The first half of Nancy Hasty's "Bobbi Boland" crackles with the same exuberant suspense that distinguished her thriller from last season, "The Director," about a power-mad stage genius. The subject here is a power-mad ex-beauty queen determined to hang on to her rhinestone crown at all costs.
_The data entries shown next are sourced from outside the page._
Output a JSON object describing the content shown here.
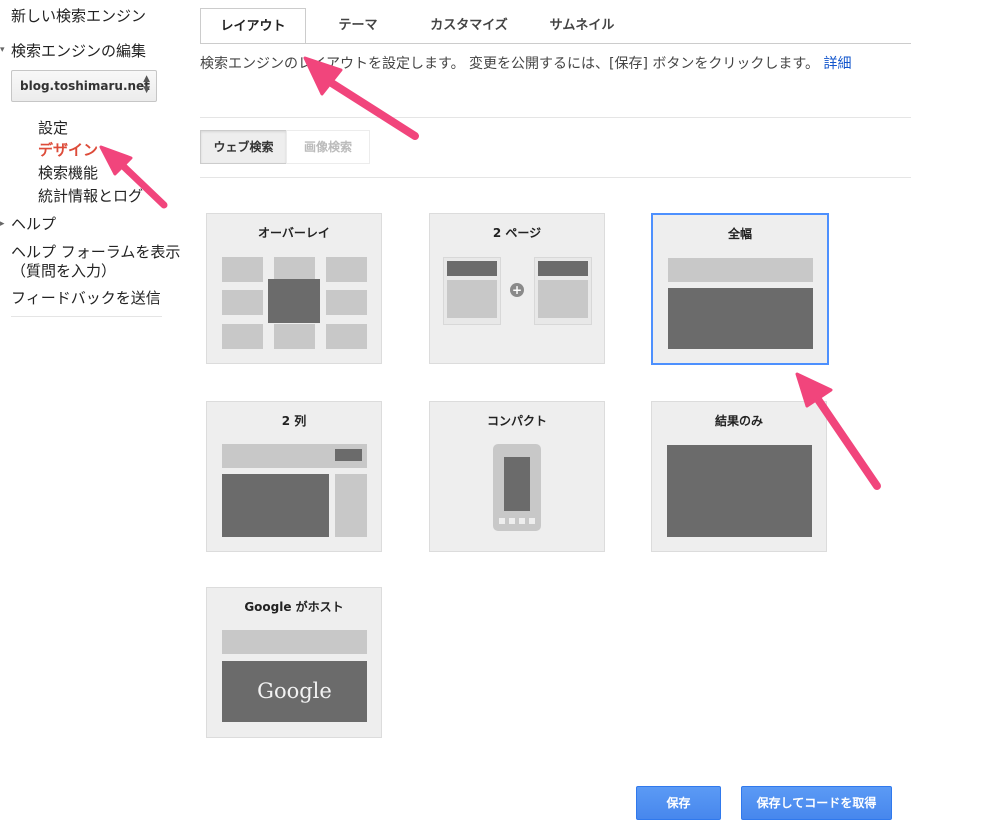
{
  "sidebar": {
    "new_engine": "新しい検索エンジン",
    "edit_engine": "検索エンジンの編集",
    "site": "blog.toshimaru.net",
    "sub_items": [
      "設定",
      "デザイン",
      "検索機能",
      "統計情報とログ"
    ],
    "help": "ヘルプ",
    "forum_line1": "ヘルプ フォーラムを表示",
    "forum_line2": "（質問を入力）",
    "feedback": "フィードバックを送信"
  },
  "tabs": [
    "レイアウト",
    "テーマ",
    "カスタマイズ",
    "サムネイル"
  ],
  "description": "検索エンジンのレイアウトを設定します。 変更を公開するには、[保存] ボタンをクリックします。",
  "details_link": "詳細",
  "search_type": {
    "web": "ウェブ検索",
    "image": "画像検索"
  },
  "layouts": {
    "overlay": "オーバーレイ",
    "two_page": "2 ページ",
    "full_width": "全幅",
    "two_column": "2 列",
    "compact": "コンパクト",
    "results_only": "結果のみ",
    "google_hosted": "Google がホスト",
    "google_logo_text": "Google"
  },
  "selected_layout": "全幅",
  "buttons": {
    "save": "保存",
    "save_get_code": "保存してコードを取得"
  },
  "annotation_color": "#f1457c"
}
The first half of Nancy Hasty’s “Bobbi Boland” crackles with the same exuberant suspense that distinguished her thriller from last season, “The Director,” about a power-mad stage genius. The subject here is a power-mad ex-beauty queen determined to hang on to her rhinestone crown at all costs. When she goes into overdrive to decimate her opponents — roughly everyone within a two-block radius of her lovely suburban home — so does the play. If only the former Miss Florida could rid herself of the soggy comeuppance that ultimately befalls her.The materialistic bitch has been something of a film favorite. As recently as “American Beauty,” Annette Bening worried that an overly ardent Kevin Spacey would spill his red wine on the new sofa. In “Ordinary People,” Mary Tyler Moore preferred her house to her husband, as did Joan Crawford in “Harriet Craig” (1952), a remake of the Rosalind Russell starrer “Craig’s Wife” (1936), which had been adapted from George Kelly’s 1925 Broadway play of the same name. The theater hasn’t seen the likes of Bobbi Boland for some time, and it is to Hasty’s credit that she is able to revive the bitch-goddess archetype with such purposeful zest, both on the page and the stage: The playwright also plays the title role. Director Evan Bergman gears the performances to such an extraordinarily high pitch that the production achieves a hyper-reality that suggests David Lynch as revisited by John Waters. Everyone onstage gives the impression of performing in drag, including the three male actors as well as the young and exceedingly short actress Holiday Segal, who plays the adolescent Susan Johnson, the Bolands’ neighbor who suffers nobly through Bobbi’s endless rounds of charm classes. Bobbi’s perfectly ordered world is epitomized by the monochromatic living room designed by John Farrell. Into this pristine universe comes a much younger woman, Kim (Tanya Clarke), the new wife of George McGowan (David Little), who is about to offer Bobbi’s husband, Roger (Gregg Henry), a very big promotion. Bobbi’s aversion to Kim is instant and instinctive. It’s cemented when Kim nonchalantly tells her hostess to lay off the charm-school tactics that she says are turning little Susan into a “robot.” All-out war is declared, with Bobbi the first at her battle station. Unfortunately, Hasty concludes the play by reducing her heroine to a pitiful receptacle for everyone’s moralistic beratement, even as other more intriguing elements are dropped. It’s disheartening to hear Henry’s Mr. Boland complain that it’s all Bobbi’s fault that they never had kids. The arch Byron Loyd, who plays Bobbi’s gay-doormat neighbor, is shuttled back across the street after suggesting promising triangles with the Bolands in act one. No wonder bitch goddesses in the movies usually turned to drink. The nice thing about the theater is that the final reel isn’t locked in the can. Hasty should give “Bobbi Boland” a new sendoff worthy of her monster sacre.